*** DATA RECORDS Section Begins ***

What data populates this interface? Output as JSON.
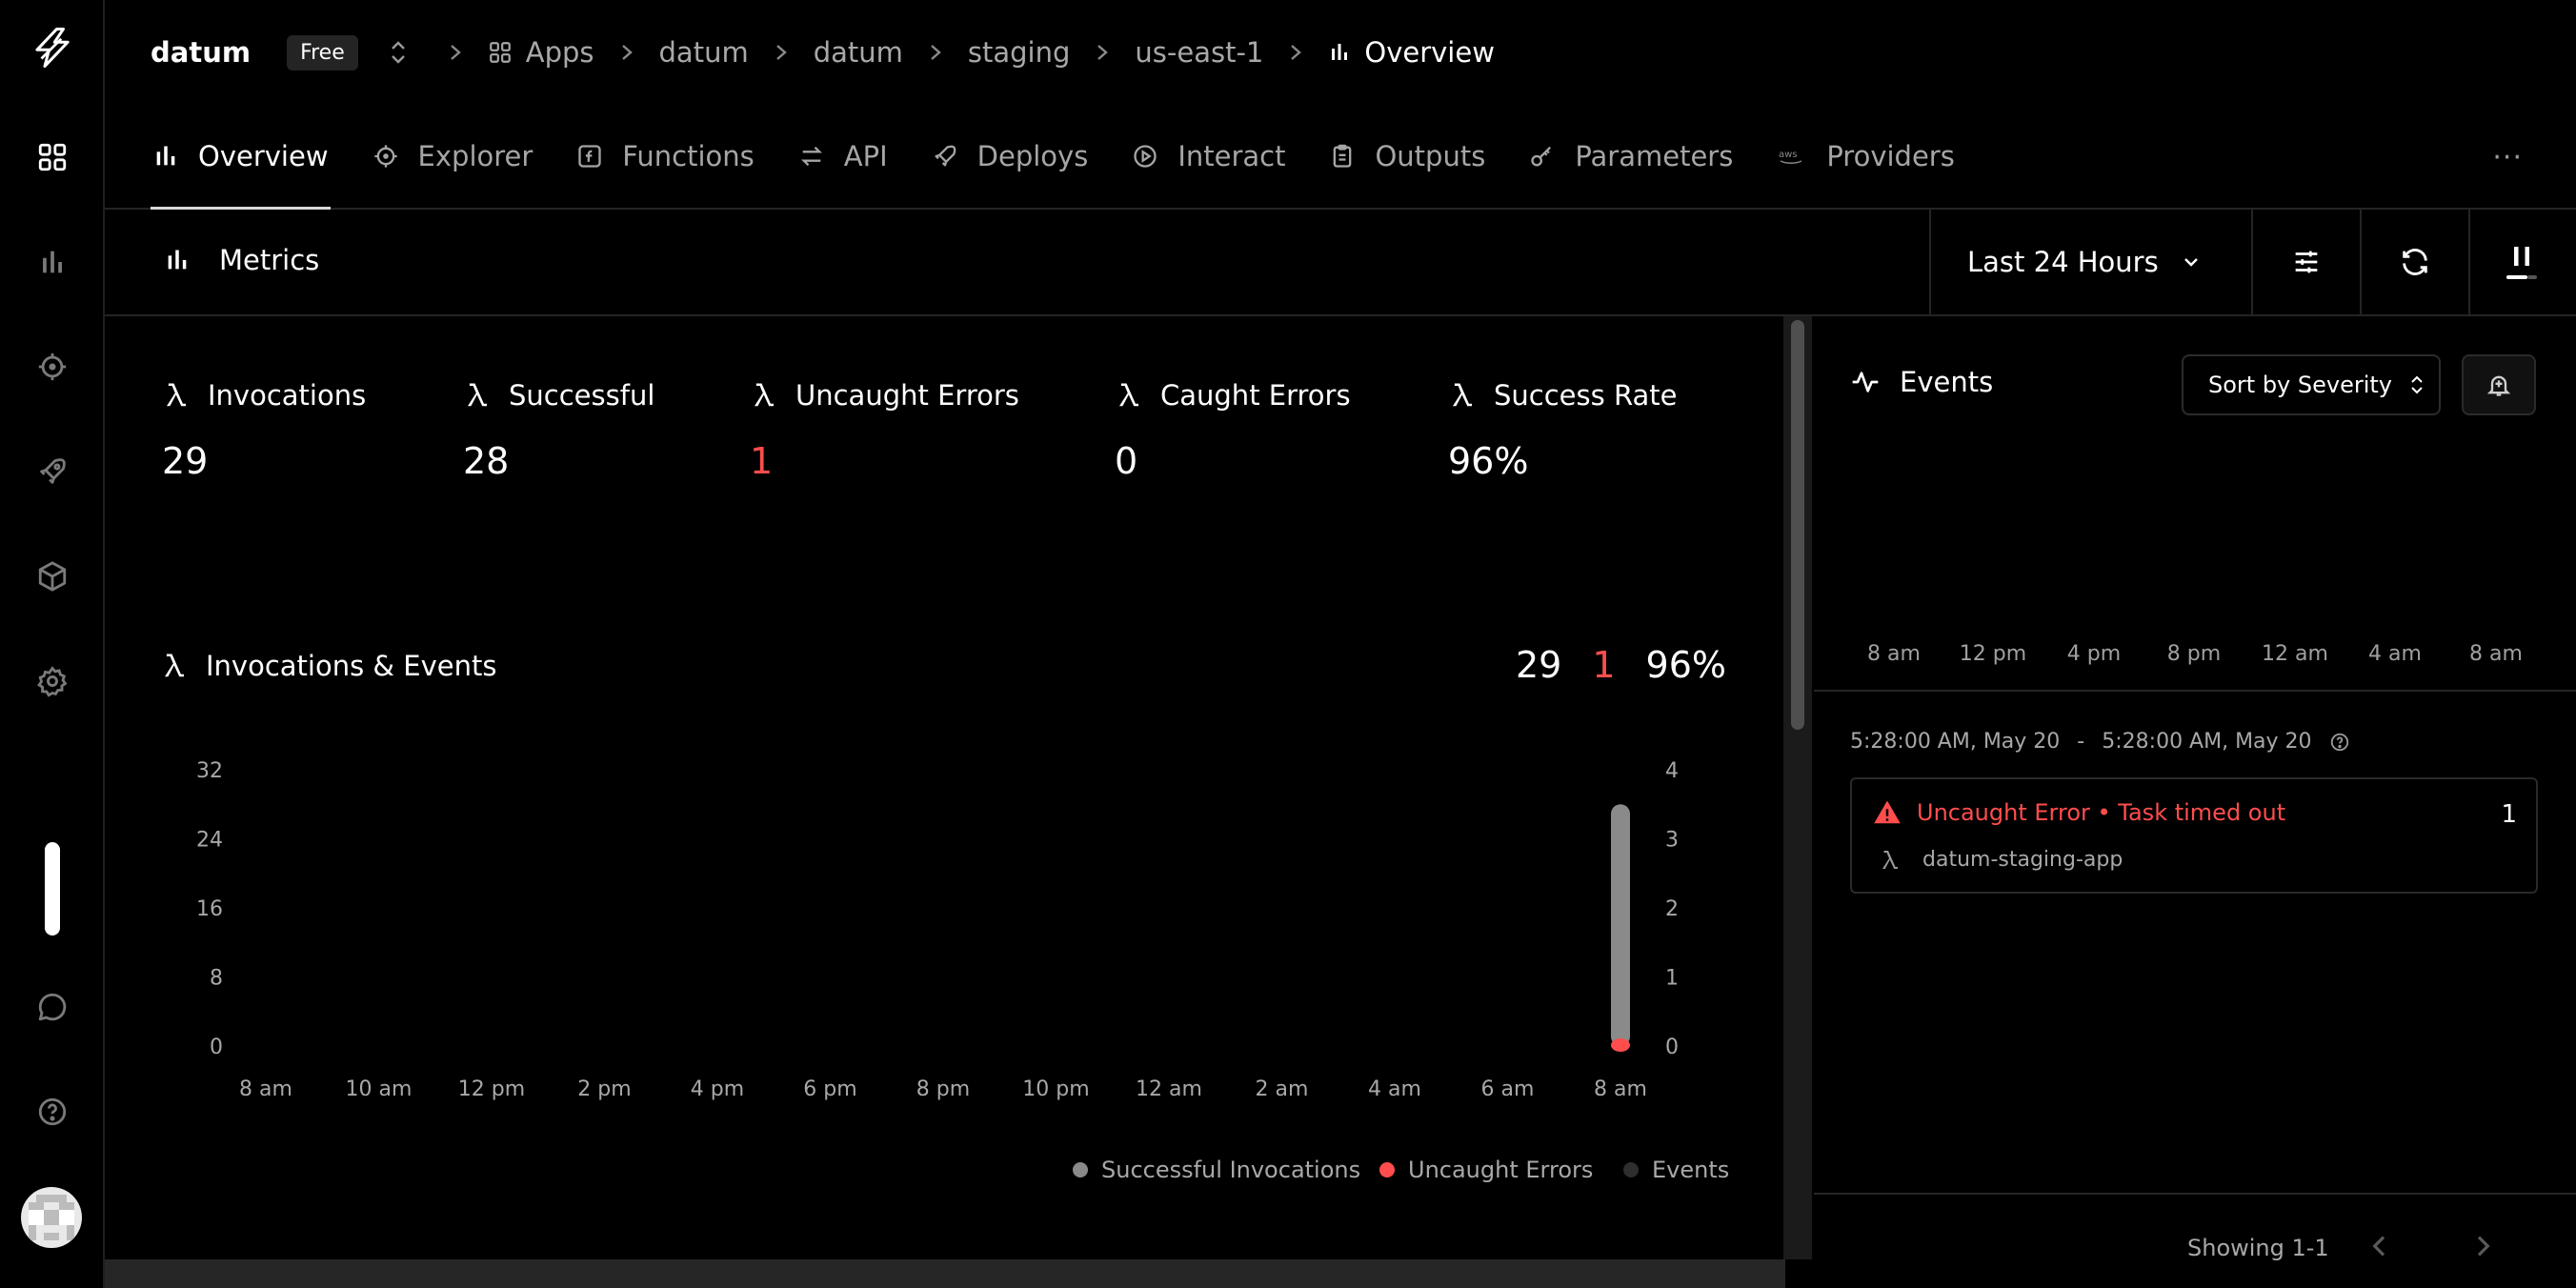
{
  "header": {
    "org": "datum",
    "plan_badge": "Free",
    "breadcrumbs": [
      "Apps",
      "datum",
      "datum",
      "staging",
      "us-east-1",
      "Overview"
    ]
  },
  "tabs": [
    {
      "label": "Overview",
      "icon": "bar-chart-icon",
      "active": true
    },
    {
      "label": "Explorer",
      "icon": "crosshair-icon"
    },
    {
      "label": "Functions",
      "icon": "function-icon"
    },
    {
      "label": "API",
      "icon": "arrows-icon"
    },
    {
      "label": "Deploys",
      "icon": "rocket-icon"
    },
    {
      "label": "Interact",
      "icon": "play-circle-icon"
    },
    {
      "label": "Outputs",
      "icon": "clipboard-icon"
    },
    {
      "label": "Parameters",
      "icon": "key-icon"
    },
    {
      "label": "Providers",
      "icon": "aws-icon"
    }
  ],
  "more_label": "···",
  "metrics": {
    "title": "Metrics",
    "time_range": "Last 24 Hours"
  },
  "kpis": [
    {
      "label": "Invocations",
      "value": "29"
    },
    {
      "label": "Successful",
      "value": "28"
    },
    {
      "label": "Uncaught Errors",
      "value": "1"
    },
    {
      "label": "Caught Errors",
      "value": "0"
    },
    {
      "label": "Success Rate",
      "value": "96%"
    }
  ],
  "invocations_events": {
    "title": "Invocations & Events",
    "total": "29",
    "errors": "1",
    "rate": "96%"
  },
  "chart_data": {
    "type": "bar",
    "title": "Invocations & Events",
    "x_ticks": [
      "8 am",
      "10 am",
      "12 pm",
      "2 pm",
      "4 pm",
      "6 pm",
      "8 pm",
      "10 pm",
      "12 am",
      "2 am",
      "4 am",
      "6 am",
      "8 am"
    ],
    "y_left_ticks": [
      32,
      24,
      16,
      8,
      0
    ],
    "y_right_ticks": [
      4,
      3,
      2,
      1,
      0
    ],
    "ylim_left": [
      0,
      32
    ],
    "ylim_right": [
      0,
      4
    ],
    "series": [
      {
        "name": "Successful Invocations",
        "color": "#8a8a8a",
        "values": [
          0,
          0,
          0,
          0,
          0,
          0,
          0,
          0,
          0,
          0,
          0,
          0,
          28
        ]
      },
      {
        "name": "Uncaught Errors",
        "color": "#ff4d4d",
        "values": [
          0,
          0,
          0,
          0,
          0,
          0,
          0,
          0,
          0,
          0,
          0,
          0,
          1
        ]
      },
      {
        "name": "Events",
        "color": "#2e2e2e",
        "values": [
          0,
          0,
          0,
          0,
          0,
          0,
          0,
          0,
          0,
          0,
          0,
          0,
          0
        ]
      }
    ]
  },
  "events": {
    "title": "Events",
    "sort_label": "Sort by Severity",
    "axis_ticks": [
      "8 am",
      "12 pm",
      "4 pm",
      "8 pm",
      "12 am",
      "4 am",
      "8 am"
    ],
    "range_start": "5:28:00 AM, May 20",
    "range_sep": "-",
    "range_end": "5:28:00 AM, May 20",
    "items": [
      {
        "title": "Uncaught Error • Task timed out",
        "count": "1",
        "source": "datum-staging-app"
      }
    ],
    "showing": "Showing 1-1"
  }
}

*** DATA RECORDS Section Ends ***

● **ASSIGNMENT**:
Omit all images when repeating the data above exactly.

● **TASK RESULT**:
What data populates this interface? Output as JSON.
{
  "header": {
    "org": "datum",
    "plan_badge": "Free",
    "breadcrumbs": [
      "Apps",
      "datum",
      "datum",
      "staging",
      "us-east-1",
      "Overview"
    ]
  },
  "tabs": [
    {
      "label": "Overview",
      "icon": "bar-chart-icon",
      "active": true
    },
    {
      "label": "Explorer",
      "icon": "crosshair-icon"
    },
    {
      "label": "Functions",
      "icon": "function-icon"
    },
    {
      "label": "API",
      "icon": "arrows-icon"
    },
    {
      "label": "Deploys",
      "icon": "rocket-icon"
    },
    {
      "label": "Interact",
      "icon": "play-circle-icon"
    },
    {
      "label": "Outputs",
      "icon": "clipboard-icon"
    },
    {
      "label": "Parameters",
      "icon": "key-icon"
    },
    {
      "label": "Providers",
      "icon": "aws-icon"
    }
  ],
  "more_label": "···",
  "metrics": {
    "title": "Metrics",
    "time_range": "Last 24 Hours"
  },
  "kpis": [
    {
      "label": "Invocations",
      "value": "29"
    },
    {
      "label": "Successful",
      "value": "28"
    },
    {
      "label": "Uncaught Errors",
      "value": "1"
    },
    {
      "label": "Caught Errors",
      "value": "0"
    },
    {
      "label": "Success Rate",
      "value": "96%"
    }
  ],
  "invocations_events": {
    "title": "Invocations & Events",
    "total": "29",
    "errors": "1",
    "rate": "96%"
  },
  "chart_data": {
    "type": "bar",
    "title": "Invocations & Events",
    "x_ticks": [
      "8 am",
      "10 am",
      "12 pm",
      "2 pm",
      "4 pm",
      "6 pm",
      "8 pm",
      "10 pm",
      "12 am",
      "2 am",
      "4 am",
      "6 am",
      "8 am"
    ],
    "y_left_ticks": [
      32,
      24,
      16,
      8,
      0
    ],
    "y_right_ticks": [
      4,
      3,
      2,
      1,
      0
    ],
    "ylim_left": [
      0,
      32
    ],
    "ylim_right": [
      0,
      4
    ],
    "series": [
      {
        "name": "Successful Invocations",
        "color": "#8a8a8a",
        "values": [
          0,
          0,
          0,
          0,
          0,
          0,
          0,
          0,
          0,
          0,
          0,
          0,
          28
        ]
      },
      {
        "name": "Uncaught Errors",
        "color": "#ff4d4d",
        "values": [
          0,
          0,
          0,
          0,
          0,
          0,
          0,
          0,
          0,
          0,
          0,
          0,
          1
        ]
      },
      {
        "name": "Events",
        "color": "#2e2e2e",
        "values": [
          0,
          0,
          0,
          0,
          0,
          0,
          0,
          0,
          0,
          0,
          0,
          0,
          0
        ]
      }
    ]
  },
  "events": {
    "title": "Events",
    "sort_label": "Sort by Severity",
    "axis_ticks": [
      "8 am",
      "12 pm",
      "4 pm",
      "8 pm",
      "12 am",
      "4 am",
      "8 am"
    ],
    "range_start": "5:28:00 AM, May 20",
    "range_sep": "-",
    "range_end": "5:28:00 AM, May 20",
    "items": [
      {
        "title": "Uncaught Error • Task timed out",
        "count": "1",
        "source": "datum-staging-app"
      }
    ],
    "showing": "Showing 1-1"
  }
}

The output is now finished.